Indeed, the concept enjoyed such strong popularity and intuitive appeal that no one bothered to check the facts.
No one, that is, before two different research teams—Clarke Burnham with Kenneth Davis, and Joseph Alba with Robert Weisberg—ran another experiment using the same puzzle but a different research procedure.
Speakers, trainers, training program developers, organizational consultants, and university professors all had much to say about the vast benefits of outside-the-box thinking.
It was an appealing and apparently convincing message.
Solving this problem requires people to literally think outside the box.
He challenged research subjects to connect all nine dots using just four straight lines without lifting their pencils from the page.
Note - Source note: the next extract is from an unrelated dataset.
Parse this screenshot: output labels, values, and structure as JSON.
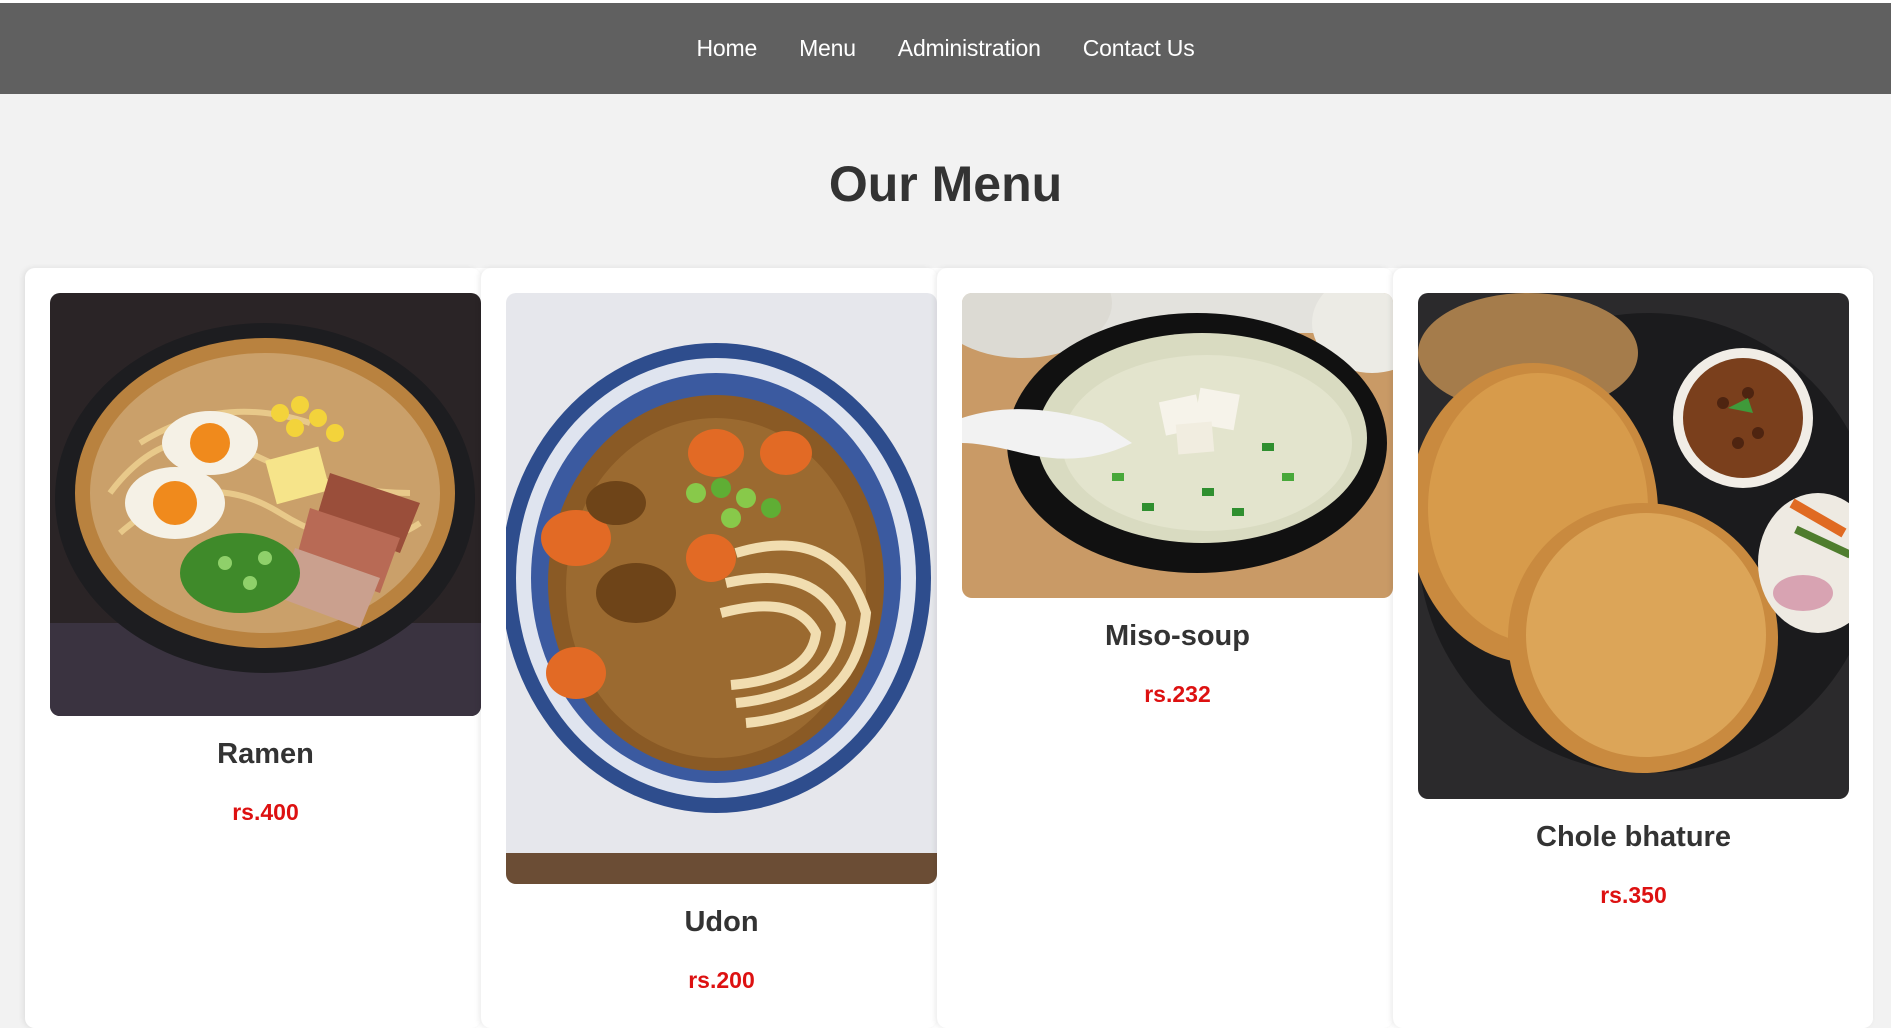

What the latest experiment proves is not that creativity lacks any association to thinking outside-the-box, but that such is not conditioned by acquired knowledge, i.e., environmental concerns.